It's Friday, and we are back at it! Hope you have all the details sorted out for your hot date this weekend. After you learn what their favorite color is, hit them with this sweet knowledge about chromatophores:
The video of that poor octopus trapped on a fishing boat finally made its way to my Inbox this week. It's a little bit old news, but I re-watched anyway. It was just as fascinating to watch him squeeze through the second time as it was the first. If their eye can fit, the whole animal can fit. Crazy. During the second watch, I really noticed his bright burnt-orange coloration. The color of fury, this octopus was not having it. As the videographer notes, octopuses have the ability to rapidly change colors. Fiery red to snow white, these creatures can master the whole spectrum. Patterns no problem. Need to match the texture of this coral. Too easy. I vaguely remembered the word chromatophore. So off to Google I went:
Googled: what is a chromatophore
Bingo! (Must have been paying attention in biology class that day.) Chromatophores are pigment containing cells in the skin, and are found in a wide range of cold-blooded animals (reptiles, cephalopods, fish...). Our version of this cell would be the melanocyte. Sadly, we have a much smaller color spectrum. (Side note: melanoma is real, people. Wear the SPF.) Chromatophore cells can be tightly packed together, so much so, that 200 or more can be found in a space the size of a pencil eraser! Neat.
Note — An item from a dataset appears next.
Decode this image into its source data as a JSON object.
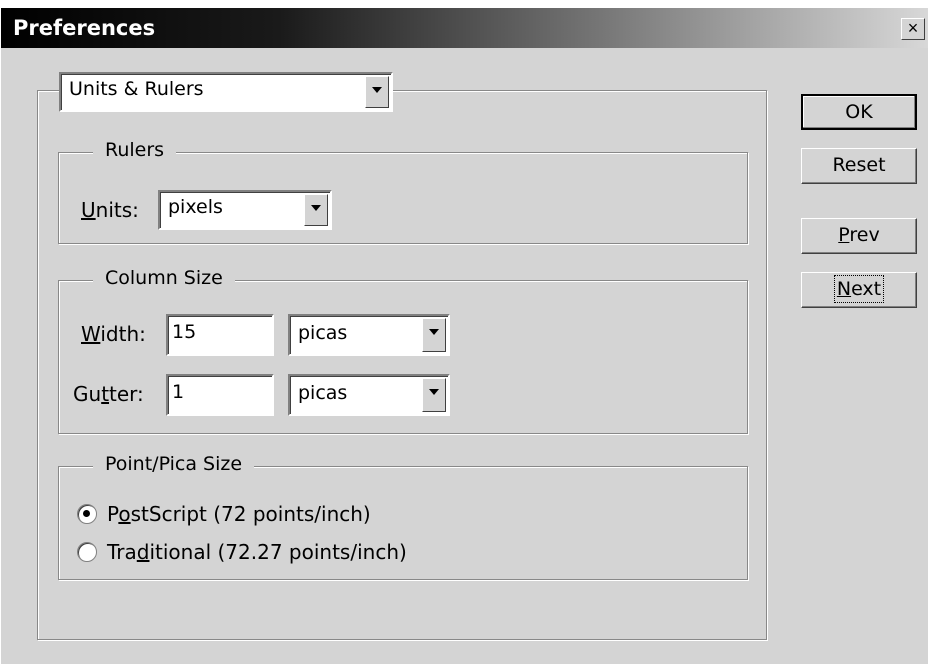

But how do they work?
Octopuses have highly developed camera eyes, which have the ability to detect very distinct colors, patterns, and textures. Once the animal decides to display a perceived color range, specialized muscles expand the desired chromatophore cells while contracting the incorrect color cells. Additionally, a unique dermal layer can be manipulated to mimic the texture of its surroundings, such as coral. Voila! Now you see me now you don't. Or, as displayed in the video, I'm really not in the mood for this crap.
The octopus is extremely intelligent. Like I can escape from this jar with a twist-on top intelligent. MOTS is a fellow science and animal lover, so of course we had to discuss these sassy little creatures. We were both shocked to find these animals had such great problem solving capabilities. In fact, cephalopods are considered the most intelligent invertebrates. Many animals can be trained to exhibit particular behaviors, but this animal class displays some pretty advanced cognitive abilities. So I thought it best to give a small safety reminder, "MOTS, don't underestimate the cephalopod. It could really mess with you!" Because, you know, we come across a lot of these in Nebraska...
Whatever. Better to be safe than sorry! And, I know this knowledge just took your weekend to the next level. (#winning) Below are the videos referenced above, plus two others. (Highly recommend video #2.) Have fun out there - leave the cephalopods alone - I'll see you Monday!